I am making the case that there is a kinship between Twilight by Stephanie Meyer and Jane Eyre by Charlotte Bronte.
For your consideration, I present first: Jane Eyre.
Edward Rocherster, darkly brooding tortured man has a mad wife locked away in a tower.
She is his nemesis: the sad, pathetic creature who is holding him back from the wedded bliss he could have with the young governess he has fallen in love with.
"I sometimes have a queer feeling with regard to you--especially when you are near me, as now: it is as if I had a string somewhere under my left ribs, tightly and inextricably knotted to a similar string situated in the corresponding quarter of your little frame..."
That got me where I lived as a teen! Still does, and besides--what more heart-wrenching scene can there be than the wedding scene?
It's a lovely wedding and we're happy for these two, but then the lunatic wife's brother storms into the church to declare an imediment to the marriage!
Rochester takes the wedding party to the tower to introduce his mad wife at last. It is an unforgettable moment.
We understand his dilema. Her family never told him that their daughter was mad, he was used in the worst way.
Jane flees--frightened and confused, which only adds to Edward's misery.
But alas she can find no peace for her longing is great.
So what do we have? We have enough sexual tension and unfulfilled desire to make us chew ice cubes!
Twilight: Edward Cullen, dark and handsome, brooding and tortured too—loving Bella despite himself.
He too has a dark secret. But it is not locked away in a tower, it’s in his veins!
For it is his sad destiny that he is one of the undead--a vampire!
Bella, awkward and clumsy, is newly arrived in town. When she sees Edward she is smitten by him. But he appears to hate her, avoiding her at every opportunity.
We feel for her!
But then we find out that he didn't want to hurt her, he was fearful of his vampiric hunger!
The two get to know one another, he saves her life--they fall more deeply in love.
"Besides…the more time I spend with you, the more human emotions seem comprehensible to me. I’m discovering that I can sympathize with Heathcliff in ways I didn’t think possible before."— Edward Cullen
See?! Heathcliff, from Wuthering Heights, penned 150 years ago by Emily Bronte!
She is needed, she fills up his life, her feelings for him are so great that she is willing to become a vampire!
''I read it when I was nine,'' says Meyer, ''and I've reread it literally hundreds of times.

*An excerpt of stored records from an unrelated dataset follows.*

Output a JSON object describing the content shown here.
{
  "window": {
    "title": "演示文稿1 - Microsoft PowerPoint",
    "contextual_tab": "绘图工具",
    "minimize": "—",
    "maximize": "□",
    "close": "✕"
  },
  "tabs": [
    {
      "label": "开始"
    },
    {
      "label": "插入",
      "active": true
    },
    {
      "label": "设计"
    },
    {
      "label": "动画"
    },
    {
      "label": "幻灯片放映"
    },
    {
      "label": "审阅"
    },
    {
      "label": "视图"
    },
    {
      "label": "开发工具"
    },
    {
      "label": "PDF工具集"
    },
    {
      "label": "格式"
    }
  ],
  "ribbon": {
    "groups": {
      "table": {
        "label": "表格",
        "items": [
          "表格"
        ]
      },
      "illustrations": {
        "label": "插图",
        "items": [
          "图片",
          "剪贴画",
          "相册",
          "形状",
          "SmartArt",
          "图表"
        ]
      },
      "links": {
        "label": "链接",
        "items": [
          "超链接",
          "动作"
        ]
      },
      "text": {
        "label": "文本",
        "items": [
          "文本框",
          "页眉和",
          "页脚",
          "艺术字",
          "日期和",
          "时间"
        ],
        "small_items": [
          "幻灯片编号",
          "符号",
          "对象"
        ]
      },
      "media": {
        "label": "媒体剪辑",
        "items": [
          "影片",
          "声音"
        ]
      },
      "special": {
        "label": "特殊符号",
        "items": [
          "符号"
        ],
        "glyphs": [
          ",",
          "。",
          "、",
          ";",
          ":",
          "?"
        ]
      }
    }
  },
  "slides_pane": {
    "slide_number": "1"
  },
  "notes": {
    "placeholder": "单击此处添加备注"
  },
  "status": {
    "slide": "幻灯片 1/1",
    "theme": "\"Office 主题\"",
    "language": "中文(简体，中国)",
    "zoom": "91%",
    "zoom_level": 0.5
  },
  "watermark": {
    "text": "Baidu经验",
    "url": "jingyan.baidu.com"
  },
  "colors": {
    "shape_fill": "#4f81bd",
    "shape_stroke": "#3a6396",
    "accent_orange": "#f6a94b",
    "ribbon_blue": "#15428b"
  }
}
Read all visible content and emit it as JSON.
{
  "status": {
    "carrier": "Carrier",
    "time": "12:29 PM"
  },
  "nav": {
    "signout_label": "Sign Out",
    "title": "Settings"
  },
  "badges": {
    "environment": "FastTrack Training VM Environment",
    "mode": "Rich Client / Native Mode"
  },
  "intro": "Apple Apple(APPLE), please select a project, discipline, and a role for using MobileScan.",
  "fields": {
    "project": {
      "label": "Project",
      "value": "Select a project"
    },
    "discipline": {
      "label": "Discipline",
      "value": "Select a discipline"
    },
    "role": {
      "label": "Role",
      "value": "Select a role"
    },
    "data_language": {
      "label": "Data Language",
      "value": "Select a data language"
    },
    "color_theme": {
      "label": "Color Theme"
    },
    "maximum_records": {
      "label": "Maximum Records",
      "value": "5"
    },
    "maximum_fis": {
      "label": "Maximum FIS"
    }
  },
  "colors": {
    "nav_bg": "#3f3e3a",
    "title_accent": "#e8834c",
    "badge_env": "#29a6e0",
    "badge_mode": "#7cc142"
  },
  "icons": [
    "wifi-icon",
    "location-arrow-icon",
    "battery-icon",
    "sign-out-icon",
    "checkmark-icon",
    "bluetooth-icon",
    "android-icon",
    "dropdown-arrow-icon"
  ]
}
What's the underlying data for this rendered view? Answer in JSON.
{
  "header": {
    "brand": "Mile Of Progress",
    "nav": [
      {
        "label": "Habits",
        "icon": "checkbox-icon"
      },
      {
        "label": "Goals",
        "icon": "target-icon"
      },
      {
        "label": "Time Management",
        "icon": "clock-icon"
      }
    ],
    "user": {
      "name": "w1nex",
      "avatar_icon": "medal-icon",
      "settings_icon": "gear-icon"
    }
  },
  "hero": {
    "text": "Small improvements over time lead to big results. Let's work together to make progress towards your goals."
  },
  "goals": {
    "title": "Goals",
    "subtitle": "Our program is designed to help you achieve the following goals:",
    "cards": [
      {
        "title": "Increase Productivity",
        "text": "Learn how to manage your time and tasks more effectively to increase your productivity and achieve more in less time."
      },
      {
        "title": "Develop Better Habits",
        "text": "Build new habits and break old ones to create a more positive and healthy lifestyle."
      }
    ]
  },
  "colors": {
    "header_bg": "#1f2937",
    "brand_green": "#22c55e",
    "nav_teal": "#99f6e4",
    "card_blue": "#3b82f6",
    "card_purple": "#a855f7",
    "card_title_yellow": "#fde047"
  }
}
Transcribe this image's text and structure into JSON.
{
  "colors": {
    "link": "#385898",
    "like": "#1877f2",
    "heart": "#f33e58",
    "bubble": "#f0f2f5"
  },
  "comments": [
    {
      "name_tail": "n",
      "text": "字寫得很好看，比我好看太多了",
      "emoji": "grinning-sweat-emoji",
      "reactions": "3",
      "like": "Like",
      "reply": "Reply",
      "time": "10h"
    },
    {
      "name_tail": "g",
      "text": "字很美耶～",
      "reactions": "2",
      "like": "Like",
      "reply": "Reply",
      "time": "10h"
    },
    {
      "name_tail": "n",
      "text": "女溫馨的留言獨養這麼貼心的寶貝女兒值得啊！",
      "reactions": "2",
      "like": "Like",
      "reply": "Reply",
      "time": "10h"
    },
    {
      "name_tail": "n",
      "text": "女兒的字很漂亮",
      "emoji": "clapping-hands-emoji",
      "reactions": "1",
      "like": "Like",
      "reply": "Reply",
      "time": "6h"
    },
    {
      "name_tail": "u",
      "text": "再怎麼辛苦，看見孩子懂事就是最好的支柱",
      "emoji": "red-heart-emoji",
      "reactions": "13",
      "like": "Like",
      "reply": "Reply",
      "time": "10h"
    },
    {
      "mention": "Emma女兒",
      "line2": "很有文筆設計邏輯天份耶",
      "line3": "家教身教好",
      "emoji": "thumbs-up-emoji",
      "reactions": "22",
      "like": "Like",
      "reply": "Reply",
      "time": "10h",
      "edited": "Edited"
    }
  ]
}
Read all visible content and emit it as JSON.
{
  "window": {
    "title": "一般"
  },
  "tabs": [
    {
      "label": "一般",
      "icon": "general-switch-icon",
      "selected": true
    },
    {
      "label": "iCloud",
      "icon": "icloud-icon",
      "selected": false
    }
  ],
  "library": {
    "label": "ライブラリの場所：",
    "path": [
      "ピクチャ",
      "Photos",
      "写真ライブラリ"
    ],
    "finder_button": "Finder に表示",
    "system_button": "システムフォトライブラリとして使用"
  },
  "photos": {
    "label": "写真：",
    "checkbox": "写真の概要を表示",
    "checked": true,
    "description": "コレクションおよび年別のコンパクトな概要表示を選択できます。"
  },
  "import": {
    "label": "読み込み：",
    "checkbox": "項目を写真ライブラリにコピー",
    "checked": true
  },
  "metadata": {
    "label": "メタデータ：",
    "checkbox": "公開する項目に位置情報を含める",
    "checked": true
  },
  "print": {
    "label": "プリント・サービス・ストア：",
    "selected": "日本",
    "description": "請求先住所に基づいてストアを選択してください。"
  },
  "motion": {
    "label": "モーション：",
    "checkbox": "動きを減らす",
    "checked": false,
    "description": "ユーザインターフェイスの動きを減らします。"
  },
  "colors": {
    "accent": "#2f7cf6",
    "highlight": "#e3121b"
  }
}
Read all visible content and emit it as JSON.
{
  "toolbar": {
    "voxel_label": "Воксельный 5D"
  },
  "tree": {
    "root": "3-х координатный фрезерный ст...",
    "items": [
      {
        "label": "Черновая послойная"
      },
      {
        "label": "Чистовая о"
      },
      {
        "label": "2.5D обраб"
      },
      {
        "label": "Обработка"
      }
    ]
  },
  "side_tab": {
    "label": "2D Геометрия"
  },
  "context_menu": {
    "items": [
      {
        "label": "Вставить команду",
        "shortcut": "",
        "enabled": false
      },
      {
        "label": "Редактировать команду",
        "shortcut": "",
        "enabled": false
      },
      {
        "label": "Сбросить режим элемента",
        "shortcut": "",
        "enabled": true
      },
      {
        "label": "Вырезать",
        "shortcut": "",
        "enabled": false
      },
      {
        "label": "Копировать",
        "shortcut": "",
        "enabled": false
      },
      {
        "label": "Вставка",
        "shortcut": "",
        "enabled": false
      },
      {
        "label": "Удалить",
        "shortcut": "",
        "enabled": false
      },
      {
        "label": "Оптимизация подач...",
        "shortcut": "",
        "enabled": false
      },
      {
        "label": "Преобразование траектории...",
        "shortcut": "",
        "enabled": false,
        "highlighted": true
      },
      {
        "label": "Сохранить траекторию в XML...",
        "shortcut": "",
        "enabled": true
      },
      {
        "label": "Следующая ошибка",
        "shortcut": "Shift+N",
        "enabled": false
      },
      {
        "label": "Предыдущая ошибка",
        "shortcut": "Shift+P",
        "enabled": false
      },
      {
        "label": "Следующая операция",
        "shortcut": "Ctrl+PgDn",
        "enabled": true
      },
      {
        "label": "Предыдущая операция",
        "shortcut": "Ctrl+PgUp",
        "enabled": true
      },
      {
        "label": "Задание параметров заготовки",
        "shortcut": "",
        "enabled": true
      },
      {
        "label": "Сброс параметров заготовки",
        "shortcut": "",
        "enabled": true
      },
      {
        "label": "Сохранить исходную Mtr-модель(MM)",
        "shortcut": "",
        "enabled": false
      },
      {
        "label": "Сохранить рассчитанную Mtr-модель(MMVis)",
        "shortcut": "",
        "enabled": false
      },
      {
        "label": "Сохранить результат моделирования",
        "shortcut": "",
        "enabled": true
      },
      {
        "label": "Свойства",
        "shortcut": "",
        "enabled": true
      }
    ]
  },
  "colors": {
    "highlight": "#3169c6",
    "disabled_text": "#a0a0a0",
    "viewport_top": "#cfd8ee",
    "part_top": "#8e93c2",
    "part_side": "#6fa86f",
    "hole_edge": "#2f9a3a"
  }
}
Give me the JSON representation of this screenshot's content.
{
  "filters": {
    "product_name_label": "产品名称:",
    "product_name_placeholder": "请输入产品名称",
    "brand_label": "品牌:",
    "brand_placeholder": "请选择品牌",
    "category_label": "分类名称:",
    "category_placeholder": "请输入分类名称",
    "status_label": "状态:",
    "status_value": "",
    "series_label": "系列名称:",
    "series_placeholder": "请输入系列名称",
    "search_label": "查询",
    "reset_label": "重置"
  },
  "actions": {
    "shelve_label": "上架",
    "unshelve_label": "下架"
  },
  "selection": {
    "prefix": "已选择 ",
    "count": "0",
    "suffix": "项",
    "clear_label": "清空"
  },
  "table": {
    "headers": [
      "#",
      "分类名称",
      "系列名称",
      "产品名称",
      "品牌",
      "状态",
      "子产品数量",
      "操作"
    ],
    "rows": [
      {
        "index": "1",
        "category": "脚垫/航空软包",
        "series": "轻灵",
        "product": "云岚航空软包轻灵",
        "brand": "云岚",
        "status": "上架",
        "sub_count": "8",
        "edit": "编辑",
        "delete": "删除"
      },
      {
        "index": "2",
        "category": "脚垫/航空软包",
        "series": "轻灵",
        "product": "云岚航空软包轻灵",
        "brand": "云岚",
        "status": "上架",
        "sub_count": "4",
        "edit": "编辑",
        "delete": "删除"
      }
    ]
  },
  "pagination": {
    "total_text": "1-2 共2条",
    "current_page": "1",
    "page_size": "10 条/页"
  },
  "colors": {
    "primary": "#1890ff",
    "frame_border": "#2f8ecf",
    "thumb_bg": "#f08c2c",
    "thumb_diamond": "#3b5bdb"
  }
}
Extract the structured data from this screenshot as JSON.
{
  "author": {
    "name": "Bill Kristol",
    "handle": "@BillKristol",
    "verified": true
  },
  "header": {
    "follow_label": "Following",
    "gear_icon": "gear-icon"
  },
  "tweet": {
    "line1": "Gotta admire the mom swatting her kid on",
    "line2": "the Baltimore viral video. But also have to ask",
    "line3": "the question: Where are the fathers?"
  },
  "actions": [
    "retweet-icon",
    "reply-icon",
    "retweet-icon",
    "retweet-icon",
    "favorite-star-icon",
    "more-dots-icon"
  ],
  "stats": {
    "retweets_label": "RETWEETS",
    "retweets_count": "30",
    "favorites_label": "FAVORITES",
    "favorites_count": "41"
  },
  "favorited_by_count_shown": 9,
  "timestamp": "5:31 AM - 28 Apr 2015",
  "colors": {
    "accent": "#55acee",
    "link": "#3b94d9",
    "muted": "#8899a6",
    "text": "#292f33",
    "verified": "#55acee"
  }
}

I do think that there are elements of Edward (Cullen) in Edward Rochester and elements of Bella in Jane. Jane was someone I was close to as a child — we were good friends! I think in some ways she was more real to me than any other fictional character…”
And you know what? I can see it too. Not only in the brooding Edwards but in Bella and Jane.
Each is shy and retiring—each has arrived in a strange place. Each knows lonelieness and isolation and each wants desperately that brooding intense man they have fallen in love with.
Jane does not understand Edward Rochester’s unhappiness and at first she thinks him uncaring.
Bella too doesn’t understand Edward Cullen’s behavior and thinks he hates her at first when in fact it has nothing to do with that!
Jane Eyre is a romance in the gothic tradition.
Twilight is a romance in the new gothic tradition.
Each has captured the imagination of a wide audience.
Both are great romances and romance is romance.
A quesetion: why do we love our heroes to be tortured?
Answer: because it makes the story that much more involving, that much more gripping.
We care about Jane and Edward as we care about Bella and Edward.
And why is that? It is because we have well-drawn characters facing tremendous conflicts.
Added to that, we have a great love story! No! Make that two great love stories!